▸ TASK ITEM: Make an exact copy of all the entries shown below.

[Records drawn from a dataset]
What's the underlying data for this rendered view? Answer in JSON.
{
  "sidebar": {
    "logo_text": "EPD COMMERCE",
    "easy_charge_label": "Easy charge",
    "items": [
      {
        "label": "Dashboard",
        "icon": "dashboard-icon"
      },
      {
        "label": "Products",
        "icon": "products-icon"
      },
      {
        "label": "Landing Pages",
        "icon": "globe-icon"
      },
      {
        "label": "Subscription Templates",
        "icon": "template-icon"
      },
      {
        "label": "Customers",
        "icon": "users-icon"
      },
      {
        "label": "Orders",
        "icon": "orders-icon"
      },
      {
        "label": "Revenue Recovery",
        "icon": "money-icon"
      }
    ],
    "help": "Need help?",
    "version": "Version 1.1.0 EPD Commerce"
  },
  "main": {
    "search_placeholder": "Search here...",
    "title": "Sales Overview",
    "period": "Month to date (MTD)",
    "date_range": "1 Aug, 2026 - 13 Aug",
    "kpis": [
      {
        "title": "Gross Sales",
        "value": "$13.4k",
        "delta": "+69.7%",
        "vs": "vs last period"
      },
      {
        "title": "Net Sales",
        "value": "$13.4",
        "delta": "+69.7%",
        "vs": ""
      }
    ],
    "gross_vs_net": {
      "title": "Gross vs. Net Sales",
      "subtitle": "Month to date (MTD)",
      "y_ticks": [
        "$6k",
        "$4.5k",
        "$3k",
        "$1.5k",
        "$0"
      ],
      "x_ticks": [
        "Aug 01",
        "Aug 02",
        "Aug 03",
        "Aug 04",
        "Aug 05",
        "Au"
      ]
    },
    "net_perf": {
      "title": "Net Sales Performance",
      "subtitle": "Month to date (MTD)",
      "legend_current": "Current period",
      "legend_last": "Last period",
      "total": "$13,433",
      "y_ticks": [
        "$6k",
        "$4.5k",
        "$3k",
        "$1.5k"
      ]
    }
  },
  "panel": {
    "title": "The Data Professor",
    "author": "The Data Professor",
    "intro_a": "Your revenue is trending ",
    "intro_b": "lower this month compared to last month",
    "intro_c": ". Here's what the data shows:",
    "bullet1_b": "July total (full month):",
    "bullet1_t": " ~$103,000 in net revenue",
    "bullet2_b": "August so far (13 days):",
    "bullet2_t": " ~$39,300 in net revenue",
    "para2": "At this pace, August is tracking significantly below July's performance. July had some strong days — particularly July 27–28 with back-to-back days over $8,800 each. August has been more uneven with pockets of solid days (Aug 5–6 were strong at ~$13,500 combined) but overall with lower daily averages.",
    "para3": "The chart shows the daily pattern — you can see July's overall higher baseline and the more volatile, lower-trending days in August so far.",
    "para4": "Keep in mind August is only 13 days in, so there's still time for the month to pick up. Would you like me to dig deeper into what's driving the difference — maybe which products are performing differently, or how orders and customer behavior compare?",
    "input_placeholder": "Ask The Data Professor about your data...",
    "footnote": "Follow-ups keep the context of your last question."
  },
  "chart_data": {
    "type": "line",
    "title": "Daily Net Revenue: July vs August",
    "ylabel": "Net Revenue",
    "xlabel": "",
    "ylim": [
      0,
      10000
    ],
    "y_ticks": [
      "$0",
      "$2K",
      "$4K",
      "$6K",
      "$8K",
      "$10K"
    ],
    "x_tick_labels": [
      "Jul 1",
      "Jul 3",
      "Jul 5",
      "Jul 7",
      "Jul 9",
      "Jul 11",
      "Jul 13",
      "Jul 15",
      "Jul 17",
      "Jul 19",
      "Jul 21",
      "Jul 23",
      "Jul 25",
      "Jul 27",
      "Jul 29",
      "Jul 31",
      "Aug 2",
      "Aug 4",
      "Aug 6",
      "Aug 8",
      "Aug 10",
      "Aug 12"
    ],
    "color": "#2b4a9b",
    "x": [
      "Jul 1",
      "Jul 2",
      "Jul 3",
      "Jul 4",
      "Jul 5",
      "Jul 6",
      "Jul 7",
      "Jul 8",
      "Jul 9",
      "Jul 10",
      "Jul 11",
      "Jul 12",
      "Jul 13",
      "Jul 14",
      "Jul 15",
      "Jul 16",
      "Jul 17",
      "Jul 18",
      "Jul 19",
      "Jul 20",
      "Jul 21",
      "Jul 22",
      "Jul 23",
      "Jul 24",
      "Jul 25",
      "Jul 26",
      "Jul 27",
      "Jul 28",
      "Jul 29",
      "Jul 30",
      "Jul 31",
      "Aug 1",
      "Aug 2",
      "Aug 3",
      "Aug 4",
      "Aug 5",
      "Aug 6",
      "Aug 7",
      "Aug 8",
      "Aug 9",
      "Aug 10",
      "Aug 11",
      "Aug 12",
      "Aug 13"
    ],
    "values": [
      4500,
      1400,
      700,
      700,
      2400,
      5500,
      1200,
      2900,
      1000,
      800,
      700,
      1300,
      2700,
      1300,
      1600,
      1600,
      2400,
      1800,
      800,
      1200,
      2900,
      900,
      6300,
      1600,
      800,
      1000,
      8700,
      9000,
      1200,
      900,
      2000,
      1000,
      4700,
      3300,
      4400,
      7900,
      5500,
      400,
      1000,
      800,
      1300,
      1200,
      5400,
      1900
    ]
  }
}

▸ TASK ANSWER:
What's the underlying data for this rendered view? Answer in JSON.
{
  "sidebar": {
    "logo_text": "EPD COMMERCE",
    "easy_charge_label": "Easy charge",
    "items": [
      {
        "label": "Dashboard",
        "icon": "dashboard-icon"
      },
      {
        "label": "Products",
        "icon": "products-icon"
      },
      {
        "label": "Landing Pages",
        "icon": "globe-icon"
      },
      {
        "label": "Subscription Templates",
        "icon": "template-icon"
      },
      {
        "label": "Customers",
        "icon": "users-icon"
      },
      {
        "label": "Orders",
        "icon": "orders-icon"
      },
      {
        "label": "Revenue Recovery",
        "icon": "money-icon"
      }
    ],
    "help": "Need help?",
    "version": "Version 1.1.0 EPD Commerce"
  },
  "main": {
    "search_placeholder": "Search here...",
    "title": "Sales Overview",
    "period": "Month to date (MTD)",
    "date_range": "1 Aug, 2026 - 13 Aug",
    "kpis": [
      {
        "title": "Gross Sales",
        "value": "$13.4k",
        "delta": "+69.7%",
        "vs": "vs last period"
      },
      {
        "title": "Net Sales",
        "value": "$13.4",
        "delta": "+69.7%",
        "vs": ""
      }
    ],
    "gross_vs_net": {
      "title": "Gross vs. Net Sales",
      "subtitle": "Month to date (MTD)",
      "y_ticks": [
        "$6k",
        "$4.5k",
        "$3k",
        "$1.5k",
        "$0"
      ],
      "x_ticks": [
        "Aug 01",
        "Aug 02",
        "Aug 03",
        "Aug 04",
        "Aug 05",
        "Au"
      ]
    },
    "net_perf": {
      "title": "Net Sales Performance",
      "subtitle": "Month to date (MTD)",
      "legend_current": "Current period",
      "legend_last": "Last period",
      "total": "$13,433",
      "y_ticks": [
        "$6k",
        "$4.5k",
        "$3k",
        "$1.5k"
      ]
    }
  },
  "panel": {
    "title": "The Data Professor",
    "author": "The Data Professor",
    "intro_a": "Your revenue is trending ",
    "intro_b": "lower this month compared to last month",
    "intro_c": ". Here's what the data shows:",
    "bullet1_b": "July total (full month):",
    "bullet1_t": " ~$103,000 in net revenue",
    "bullet2_b": "August so far (13 days):",
    "bullet2_t": " ~$39,300 in net revenue",
    "para2": "At this pace, August is tracking significantly below July's performance. July had some strong days — particularly July 27–28 with back-to-back days over $8,800 each. August has been more uneven with pockets of solid days (Aug 5–6 were strong at ~$13,500 combined) but overall with lower daily averages.",
    "para3": "The chart shows the daily pattern — you can see July's overall higher baseline and the more volatile, lower-trending days in August so far.",
    "para4": "Keep in mind August is only 13 days in, so there's still time for the month to pick up. Would you like me to dig deeper into what's driving the difference — maybe which products are performing differently, or how orders and customer behavior compare?",
    "input_placeholder": "Ask The Data Professor about your data...",
    "footnote": "Follow-ups keep the context of your last question."
  },
  "chart_data": {
    "type": "line",
    "title": "Daily Net Revenue: July vs August",
    "ylabel": "Net Revenue",
    "xlabel": "",
    "ylim": [
      0,
      10000
    ],
    "y_ticks": [
      "$0",
      "$2K",
      "$4K",
      "$6K",
      "$8K",
      "$10K"
    ],
    "x_tick_labels": [
      "Jul 1",
      "Jul 3",
      "Jul 5",
      "Jul 7",
      "Jul 9",
      "Jul 11",
      "Jul 13",
      "Jul 15",
      "Jul 17",
      "Jul 19",
      "Jul 21",
      "Jul 23",
      "Jul 25",
      "Jul 27",
      "Jul 29",
      "Jul 31",
      "Aug 2",
      "Aug 4",
      "Aug 6",
      "Aug 8",
      "Aug 10",
      "Aug 12"
    ],
    "color": "#2b4a9b",
    "x": [
      "Jul 1",
      "Jul 2",
      "Jul 3",
      "Jul 4",
      "Jul 5",
      "Jul 6",
      "Jul 7",
      "Jul 8",
      "Jul 9",
      "Jul 10",
      "Jul 11",
      "Jul 12",
      "Jul 13",
      "Jul 14",
      "Jul 15",
      "Jul 16",
      "Jul 17",
      "Jul 18",
      "Jul 19",
      "Jul 20",
      "Jul 21",
      "Jul 22",
      "Jul 23",
      "Jul 24",
      "Jul 25",
      "Jul 26",
      "Jul 27",
      "Jul 28",
      "Jul 29",
      "Jul 30",
      "Jul 31",
      "Aug 1",
      "Aug 2",
      "Aug 3",
      "Aug 4",
      "Aug 5",
      "Aug 6",
      "Aug 7",
      "Aug 8",
      "Aug 9",
      "Aug 10",
      "Aug 11",
      "Aug 12",
      "Aug 13"
    ],
    "values": [
      4500,
      1400,
      700,
      700,
      2400,
      5500,
      1200,
      2900,
      1000,
      800,
      700,
      1300,
      2700,
      1300,
      1600,
      1600,
      2400,
      1800,
      800,
      1200,
      2900,
      900,
      6300,
      1600,
      800,
      1000,
      8700,
      9000,
      1200,
      900,
      2000,
      1000,
      4700,
      3300,
      4400,
      7900,
      5500,
      400,
      1000,
      800,
      1300,
      1200,
      5400,
      1900
    ]
  }
}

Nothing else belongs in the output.